Citation: Schäfer KVR (2011) Canopy stomatal conductance following drought, disturbance, and death in an upland oak/pine forest of the New Jersey Pine Barrens, USA. Front. Plant Sci. 2:15. doi: 10.3389/fpls.2011.00015

Received: 16 March 2011; Accepted: 03 May 2011;
Published online: 20 May 2011.

Edited by:

Ülo Niinemets, Estonian University of Life Sciences, Estonia

Reviewed by:

Javier Vázquez-Piqué, University of Huelva, Spain
Kevin Simonin, University of Sydney, Australia

Copyright: © 2011 Schäfer.

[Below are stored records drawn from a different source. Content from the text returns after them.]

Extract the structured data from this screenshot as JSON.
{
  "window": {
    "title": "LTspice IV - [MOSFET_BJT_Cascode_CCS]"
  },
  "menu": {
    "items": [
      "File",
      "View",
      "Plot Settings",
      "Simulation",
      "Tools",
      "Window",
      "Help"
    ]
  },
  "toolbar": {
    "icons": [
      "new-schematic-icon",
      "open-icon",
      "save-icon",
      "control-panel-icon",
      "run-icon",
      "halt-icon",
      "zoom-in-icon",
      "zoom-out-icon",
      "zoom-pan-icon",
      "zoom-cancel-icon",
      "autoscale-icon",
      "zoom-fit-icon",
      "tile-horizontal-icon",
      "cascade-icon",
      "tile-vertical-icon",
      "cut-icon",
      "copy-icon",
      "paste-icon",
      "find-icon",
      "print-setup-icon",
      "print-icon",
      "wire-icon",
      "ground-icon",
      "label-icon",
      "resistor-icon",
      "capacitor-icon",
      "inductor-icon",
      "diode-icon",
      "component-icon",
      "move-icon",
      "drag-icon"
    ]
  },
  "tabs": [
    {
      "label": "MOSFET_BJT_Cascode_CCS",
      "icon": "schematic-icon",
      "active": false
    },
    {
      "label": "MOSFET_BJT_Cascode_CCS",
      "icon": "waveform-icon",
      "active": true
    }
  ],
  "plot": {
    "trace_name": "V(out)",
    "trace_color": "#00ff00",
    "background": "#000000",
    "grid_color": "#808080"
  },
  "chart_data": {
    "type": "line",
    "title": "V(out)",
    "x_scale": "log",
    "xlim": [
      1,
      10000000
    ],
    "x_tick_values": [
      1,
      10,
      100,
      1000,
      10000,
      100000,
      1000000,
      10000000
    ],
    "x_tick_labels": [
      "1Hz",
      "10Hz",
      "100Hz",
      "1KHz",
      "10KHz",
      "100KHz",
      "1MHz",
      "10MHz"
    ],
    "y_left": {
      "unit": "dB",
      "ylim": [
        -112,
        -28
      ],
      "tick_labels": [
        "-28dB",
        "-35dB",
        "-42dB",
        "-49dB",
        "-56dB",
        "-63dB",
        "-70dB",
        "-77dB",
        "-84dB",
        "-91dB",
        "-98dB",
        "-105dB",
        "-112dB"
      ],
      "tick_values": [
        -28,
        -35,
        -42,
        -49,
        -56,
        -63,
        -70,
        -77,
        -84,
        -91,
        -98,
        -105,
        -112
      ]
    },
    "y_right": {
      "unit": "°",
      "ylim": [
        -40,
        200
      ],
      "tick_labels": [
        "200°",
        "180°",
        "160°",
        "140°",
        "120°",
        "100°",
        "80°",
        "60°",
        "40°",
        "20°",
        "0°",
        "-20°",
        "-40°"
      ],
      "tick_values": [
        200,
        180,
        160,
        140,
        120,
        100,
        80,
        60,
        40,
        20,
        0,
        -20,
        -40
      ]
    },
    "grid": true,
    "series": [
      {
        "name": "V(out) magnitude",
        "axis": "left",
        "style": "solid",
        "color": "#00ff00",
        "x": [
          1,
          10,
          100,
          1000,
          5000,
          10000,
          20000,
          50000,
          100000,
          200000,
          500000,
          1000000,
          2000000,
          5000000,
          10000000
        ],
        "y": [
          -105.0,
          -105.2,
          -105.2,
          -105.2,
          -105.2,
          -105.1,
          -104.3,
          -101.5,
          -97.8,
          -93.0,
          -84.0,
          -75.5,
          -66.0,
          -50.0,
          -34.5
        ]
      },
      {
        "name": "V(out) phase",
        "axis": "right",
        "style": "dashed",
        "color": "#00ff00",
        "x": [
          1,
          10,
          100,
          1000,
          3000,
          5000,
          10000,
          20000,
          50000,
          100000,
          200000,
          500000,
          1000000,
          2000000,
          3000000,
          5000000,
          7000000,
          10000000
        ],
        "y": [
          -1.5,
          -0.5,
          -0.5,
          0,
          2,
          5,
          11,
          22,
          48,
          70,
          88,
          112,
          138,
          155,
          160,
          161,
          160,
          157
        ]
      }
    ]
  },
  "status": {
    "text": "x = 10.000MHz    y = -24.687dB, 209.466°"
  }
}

This is an open-access article subject to a non-exclusive license between the authors and Frontiers Media SA, which permits use, distribution and reproduction in other forums, provided the original authors and source are credited and other Frontiers conditions are complied with.

*Correspondence: Karina Vera Rosa Schäfer, Department of Biological Sciences, Rutgers University, 195 University Avenue, Newark, NJ 07102, USA. e-mail: